  • Salary demands are too high (particularly when recruitment involves looking for talent in Silicon Valley)
 
 

Third-Party Service Providers

 
 

In addition to (or in lieu of) retraining or hiring, many IT organizations are leaning on third-party service providers to address skills shortages. There are a variety of reasons for this trend.

 
 
Reasons for Using Third Party Service Providers
 
 

Use of third-party service providers varies depending on the area of IT. The survey queried 451 Alliance members about their use of third parties in the following infrastructure categories:

  • Primary data storage
  • Secondary data storage (e.g., backup and recovery)
  • On-premises physical servers
  • Off-premises physical servers
  • Converged/hyperconverged infrastructure

Across all categories, the majority of companies do not use third-party service providers (ranging from 59% for secondary storage to 72% for on-premises physical servers), although the percentages have been shrinking over the past several years.

Very few companies rely solely on third parties for IT infrastructure management (less than 10% in all categories).

Most (82%) of the 451 Alliance companies are satisfied with the performance of their third-party service providers, although many have concerns.

About half of companies using third-party providers express concerns about cost and security. However, 21% of the companies have no concerns about using third-party service providers.

 
 
Concerns About Third Party Providers
 
 

For companies that prefer the DIY approach over using third-party providers, labor-saving technologies such as IT automation and artificial intelligence (AI) will be needed to handle infrastructure management – particularly in the face of stagnant or declining head counts.
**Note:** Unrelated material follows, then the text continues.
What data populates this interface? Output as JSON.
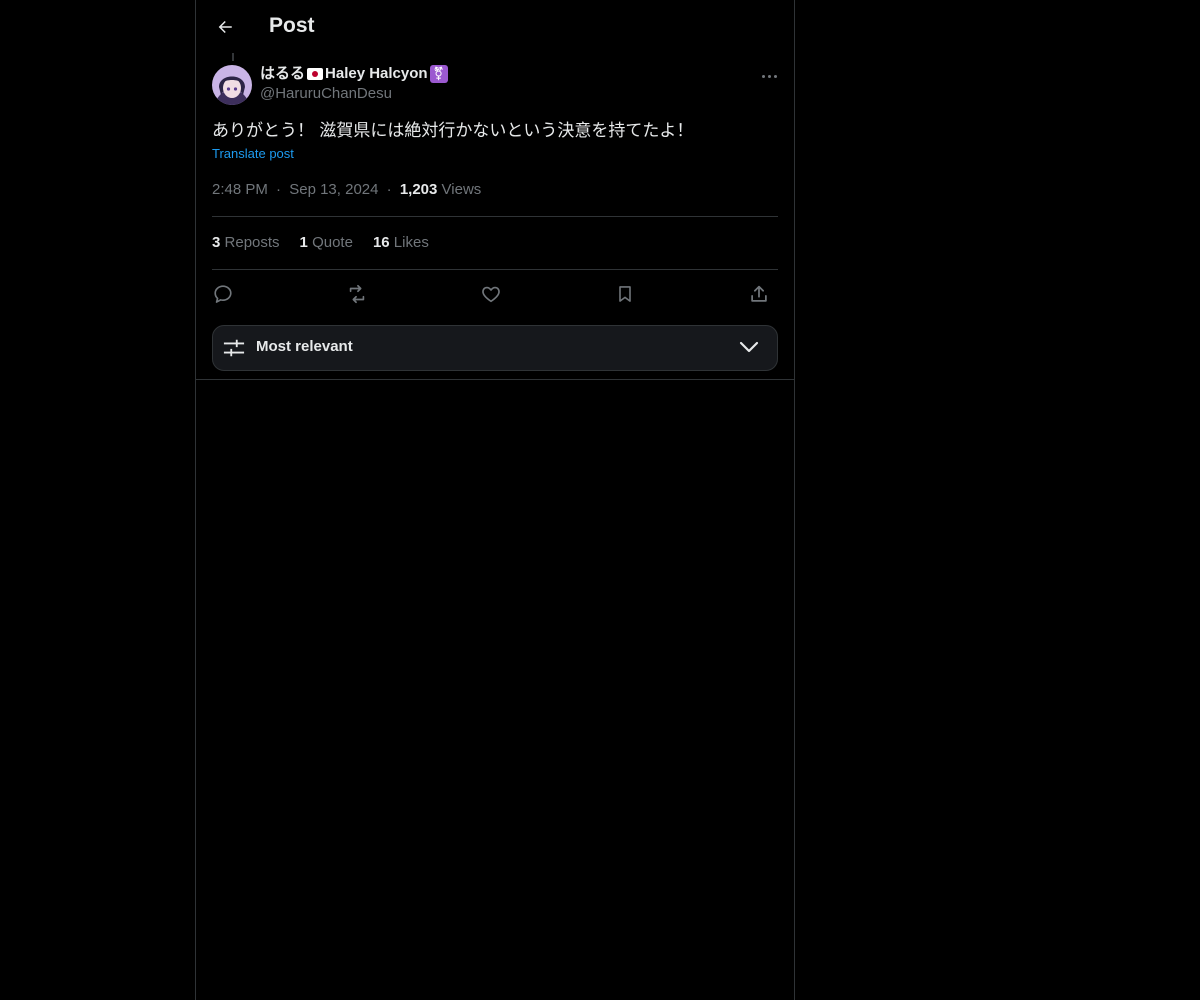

On the positive side, 75% of IT managers believe that AI and machine learning will simplify IT infrastructure management by automating tasks that previously required human involvement.